This leg of the trip has been difficult.  The heat, and the sheer amount of free time have worn me out.  But I can’t help but remember Jesus’ words “let the children come to me.”  And I think that if he would have been here in India, he would have said “let the children come to the waterpark.”

Craving Mountain Dew

Chris —  June 30, 2009

I woke up a few days ago craving Mountain Dew, which is strange because I haven’t had a carbonated beverage since 2002.  But when offered the choice between a cold Dew after drinking warm water in the 110 degree sun of Dehli, I wasn’t about to refuse.  Back in the day I had an addiction, I would drink 200-300 oz. of the yellow stuff.  I gave it up one summer and lost 15 pounds.

It is impossible to boil down the visceral experience that is India, but I will say this:

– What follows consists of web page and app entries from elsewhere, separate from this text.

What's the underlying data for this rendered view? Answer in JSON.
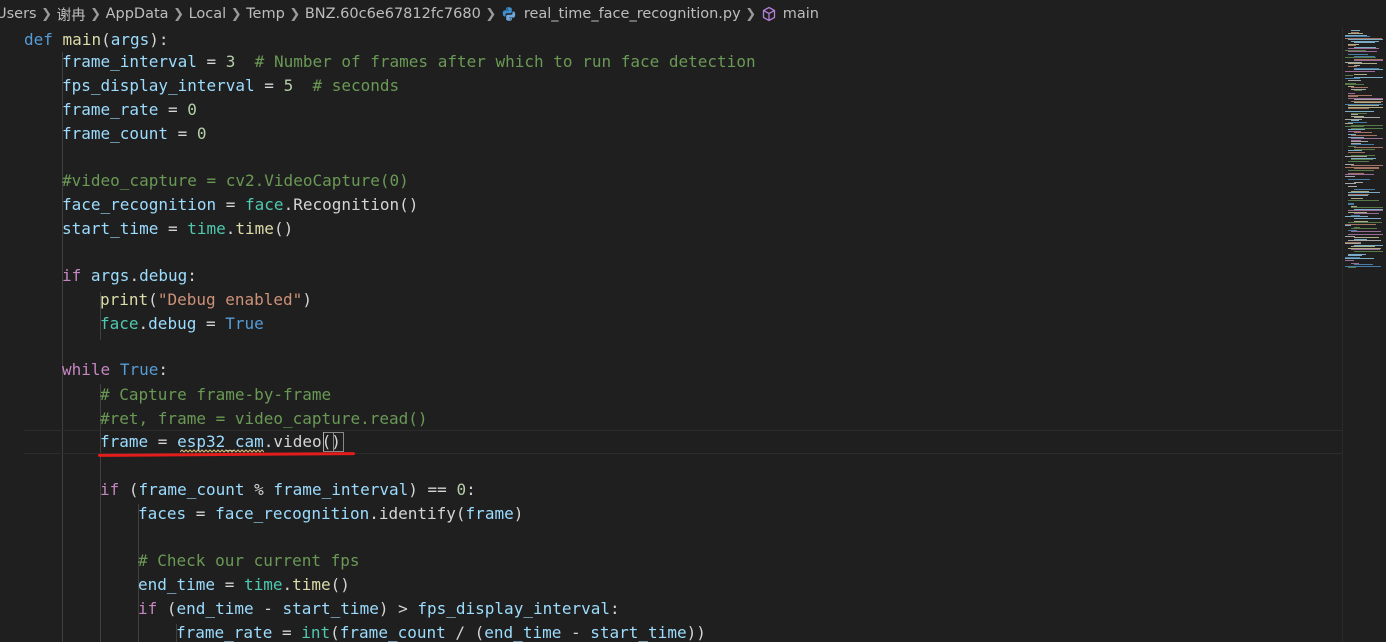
{
  "breadcrumb": {
    "items": [
      "Users",
      "谢冉",
      "AppData",
      "Local",
      "Temp",
      "BNZ.60c6e67812fc7680"
    ],
    "file": "real_time_face_recognition.py",
    "symbol": "main"
  },
  "icons": {
    "separator": "chevron-right-icon",
    "file": "python-file-icon",
    "symbol": "symbol-method-icon"
  },
  "colors": {
    "background": "#1f1f1f",
    "annotation_underline": "#e31c1c",
    "keyword": "#569cd6",
    "control": "#c586c0",
    "function": "#dcdcaa",
    "variable": "#9cdcfe",
    "class": "#4ec9b0",
    "number": "#b5cea8",
    "string": "#ce9178",
    "comment": "#6a9955"
  },
  "code": {
    "l1": {
      "t1": "def",
      "t2": " ",
      "t3": "main",
      "t4": "(",
      "t5": "args",
      "t6": "):"
    },
    "l2": {
      "t1": "frame_interval",
      "t2": " = ",
      "t3": "3",
      "t4": "  ",
      "t5": "# Number of frames after which to run face detection"
    },
    "l3": {
      "t1": "fps_display_interval",
      "t2": " = ",
      "t3": "5",
      "t4": "  ",
      "t5": "# seconds"
    },
    "l4": {
      "t1": "frame_rate",
      "t2": " = ",
      "t3": "0"
    },
    "l5": {
      "t1": "frame_count",
      "t2": " = ",
      "t3": "0"
    },
    "l7": {
      "t1": "#video_capture = cv2.VideoCapture(0)"
    },
    "l8": {
      "t1": "face_recognition",
      "t2": " = ",
      "t3": "face",
      "t4": ".",
      "t5": "Recognition",
      "t6": "()"
    },
    "l9": {
      "t1": "start_time",
      "t2": " = ",
      "t3": "time",
      "t4": ".",
      "t5": "time",
      "t6": "()"
    },
    "l11": {
      "t1": "if",
      "t2": " ",
      "t3": "args",
      "t4": ".",
      "t5": "debug",
      "t6": ":"
    },
    "l12": {
      "t1": "print",
      "t2": "(",
      "t3": "\"Debug enabled\"",
      "t4": ")"
    },
    "l13": {
      "t1": "face",
      "t2": ".",
      "t3": "debug",
      "t4": " = ",
      "t5": "True"
    },
    "l15": {
      "t1": "while",
      "t2": " ",
      "t3": "True",
      "t4": ":"
    },
    "l16": {
      "t1": "# Capture frame-by-frame"
    },
    "l17": {
      "t1": "#ret, frame = video_capture.read()"
    },
    "l18": {
      "t1": "frame",
      "t2": " = ",
      "t3": "esp32_cam",
      "t4": ".",
      "t5": "video",
      "t6": "()"
    },
    "l20": {
      "t1": "if",
      "t2": " (",
      "t3": "frame_count",
      "t4": " % ",
      "t5": "frame_interval",
      "t6": ") == ",
      "t7": "0",
      "t8": ":"
    },
    "l21": {
      "t1": "faces",
      "t2": " = ",
      "t3": "face_recognition",
      "t4": ".",
      "t5": "identify",
      "t6": "(",
      "t7": "frame",
      "t8": ")"
    },
    "l23": {
      "t1": "# Check our current fps"
    },
    "l24": {
      "t1": "end_time",
      "t2": " = ",
      "t3": "time",
      "t4": ".",
      "t5": "time",
      "t6": "()"
    },
    "l25": {
      "t1": "if",
      "t2": " (",
      "t3": "end_time",
      "t4": " - ",
      "t5": "start_time",
      "t6": ") > ",
      "t7": "fps_display_interval",
      "t8": ":"
    },
    "l26": {
      "t1": "frame_rate",
      "t2": " = ",
      "t3": "int",
      "t4": "(",
      "t5": "frame_count",
      "t6": " / (",
      "t7": "end_time",
      "t8": " - ",
      "t9": "start_time",
      "t10": "))"
    }
  }
}
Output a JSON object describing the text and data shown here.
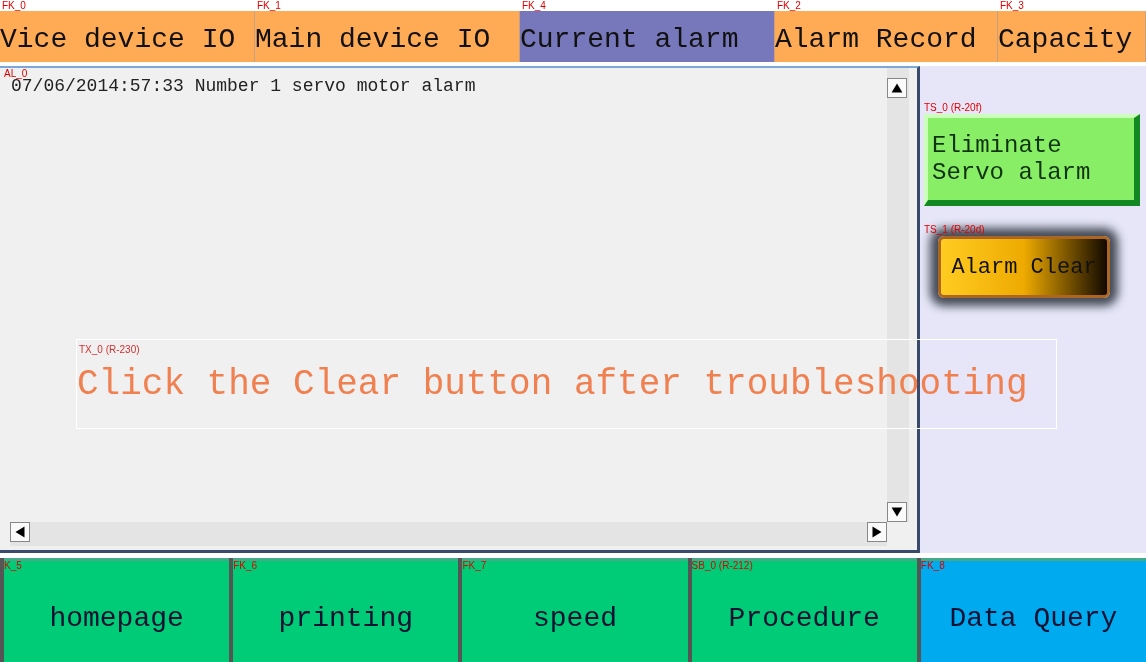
{
  "tabs": [
    {
      "tag": "FK_0",
      "label": "Vice device IO",
      "selected": false
    },
    {
      "tag": "FK_1",
      "label": "Main device IO",
      "selected": false
    },
    {
      "tag": "FK_4",
      "label": "Current alarm",
      "selected": true
    },
    {
      "tag": "FK_2",
      "label": "Alarm Record",
      "selected": false
    },
    {
      "tag": "FK_3",
      "label": "Capacity",
      "selected": false
    }
  ],
  "alarm_list": {
    "tag": "AL_0",
    "rows": [
      {
        "text": "07/06/2014:57:33 Number 1 servo motor alarm"
      }
    ]
  },
  "side_buttons": [
    {
      "kind": "flat",
      "tag": "TS_0 (R-20f)",
      "label": "Eliminate Servo alarm"
    },
    {
      "kind": "glossy",
      "tag": "TS_1 (R-20d)",
      "label": "Alarm Clear"
    }
  ],
  "hint": {
    "tag": "TX_0 (R-230)",
    "text": "Click the Clear button after troubleshooting"
  },
  "nav_buttons": [
    {
      "tag": "K_5",
      "label": "homepage",
      "color": "#00cc77"
    },
    {
      "tag": "FK_6",
      "label": "printing",
      "color": "#00cc77"
    },
    {
      "tag": "FK_7",
      "label": "speed",
      "color": "#00cc77"
    },
    {
      "tag": "SB_0 (R-212)",
      "label": "Procedure",
      "color": "#00cc77"
    },
    {
      "tag": "FK_8",
      "label": "Data Query",
      "color": "#00aaee"
    }
  ]
}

  1. India is dirty.  The streets are covered in trash.  Everywhere you look are poor, dirty street children.  Water buffalo, and a renewal energy source-their patties-cover the muddy streets.  There is little to infrastructure to provide clean running water, constant electricity or dispose trash.
  2. India is poor.  In America, I am poor.  This means I have five pairs of shoes (mostly worn out), a few jeans (some of them are “holy”), drive an old car, and seldom eat out (weekly trip to Red Robin.)  Being poor here means you are homeless, you eat rice a few times a day if you are lucky, and bathing is a luxury.
  3. India is a musical.  The constant polyrhythmic dance beat of Bollywood movies and music videos, the singing of Christian children, the Imam’s at the mosques and morning prayers to Krishna, Vishnu and Shiva constantly fill the air with music.  It is not strange to see adults break in to broad, full body dance movements in public places.
  4. Many Indians are very, very lost.  When Dr. Monte Cox, in his Living World Religion’s class at Harding University taught us about the Hindu caste system, he closed by describing the way in which religious classism forced people in to abject poverty.   He said that this alone was all the reason he needed to believe that different religions ARE NOT the same.   Jesus loves the little children.  Although there are good ideas in all faiths, none have the power to save and heal people and nations the way that Jesus does.

In America, I have many bad habits, like my Mountain Dew addiction.  India shows me how great my blessings are, and how trivial some of my pains are.  Most of all it reminds me of the blessings I have in Jesus Christ.